I would encourage any of you to please visit the website and consider doing a tribute. It really doesn’t take that much time and it can mean so much to those who lost loved ones on that terrible day.

But I warn you, if you endeavor to be part of this project, it will change you. It will take hold of someplace deep inside of you and give you eyes you didn’t know you had. And you will feel things you didn’t know were there to feel.
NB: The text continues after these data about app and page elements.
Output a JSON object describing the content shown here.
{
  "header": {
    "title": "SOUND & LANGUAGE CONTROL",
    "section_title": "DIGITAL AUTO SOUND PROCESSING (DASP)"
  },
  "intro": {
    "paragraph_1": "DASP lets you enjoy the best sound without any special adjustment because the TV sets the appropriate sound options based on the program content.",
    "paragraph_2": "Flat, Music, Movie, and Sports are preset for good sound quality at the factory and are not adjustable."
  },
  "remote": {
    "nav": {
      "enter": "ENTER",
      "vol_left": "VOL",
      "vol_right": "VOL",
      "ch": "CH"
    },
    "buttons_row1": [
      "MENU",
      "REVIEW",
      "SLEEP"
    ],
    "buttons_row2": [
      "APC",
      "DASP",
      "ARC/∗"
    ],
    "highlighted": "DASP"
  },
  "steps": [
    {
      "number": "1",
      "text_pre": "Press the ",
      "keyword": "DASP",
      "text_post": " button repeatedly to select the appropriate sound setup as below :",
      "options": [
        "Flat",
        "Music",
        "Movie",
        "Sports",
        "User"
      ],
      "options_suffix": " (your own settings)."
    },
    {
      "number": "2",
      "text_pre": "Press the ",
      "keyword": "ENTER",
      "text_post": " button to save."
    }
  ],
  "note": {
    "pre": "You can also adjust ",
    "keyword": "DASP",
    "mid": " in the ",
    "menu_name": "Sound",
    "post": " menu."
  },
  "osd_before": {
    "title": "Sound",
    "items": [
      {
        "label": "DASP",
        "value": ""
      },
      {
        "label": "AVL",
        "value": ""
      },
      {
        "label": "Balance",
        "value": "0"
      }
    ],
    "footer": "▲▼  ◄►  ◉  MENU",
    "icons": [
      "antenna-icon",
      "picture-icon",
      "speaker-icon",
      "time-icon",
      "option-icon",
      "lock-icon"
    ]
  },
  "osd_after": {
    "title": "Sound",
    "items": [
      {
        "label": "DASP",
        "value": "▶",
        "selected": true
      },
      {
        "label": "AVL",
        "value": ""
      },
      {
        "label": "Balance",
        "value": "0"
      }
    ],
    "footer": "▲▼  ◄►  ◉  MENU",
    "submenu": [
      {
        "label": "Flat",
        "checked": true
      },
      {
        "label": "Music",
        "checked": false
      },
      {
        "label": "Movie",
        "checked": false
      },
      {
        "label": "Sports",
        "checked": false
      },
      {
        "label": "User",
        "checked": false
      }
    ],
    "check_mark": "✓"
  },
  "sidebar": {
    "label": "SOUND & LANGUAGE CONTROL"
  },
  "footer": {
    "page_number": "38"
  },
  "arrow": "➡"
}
It will make you step outside of yourself and your world and take you on a journey to your heart of hearts.

I hope that you will consider doing a tribute and that if you do, it will forever change you.

WC

USS New York

A friend sent me this in an email and I wanted to share it.

It was built with 24 tons of scrap steel from the World Trade Center.

It is the fifth in a new class of warship – designed for missions that include special operations against terrorists. It will carry a crew of 360 sailors and 700 combat-ready Marines to be delivered ashore by helicopters and assault craft.

Steel from the World Trade Center was melted down in a foundry in Amite, LA to cast the ship’s bow section. When it was poured into the molds on Sept 9, 2003, “those big rough steelworkers treated it with total reverence,” recalled Navy Capt. Kevin Wensing, who was there. “It was a spiritual moment for everybody there.”

Junior Chavers, foundry operations manager, said that when the trade center steel first arrived, he touched it with his hand and the “hair on my neck stood up.” “It had a big meaning to it for all of us,” he said. “They knocked us down. They can’t keep us down. We’re going to be back.”

The ship’s motto? “Never Forget”

Now, that’s a motto I can relate to – I will never forget.  WC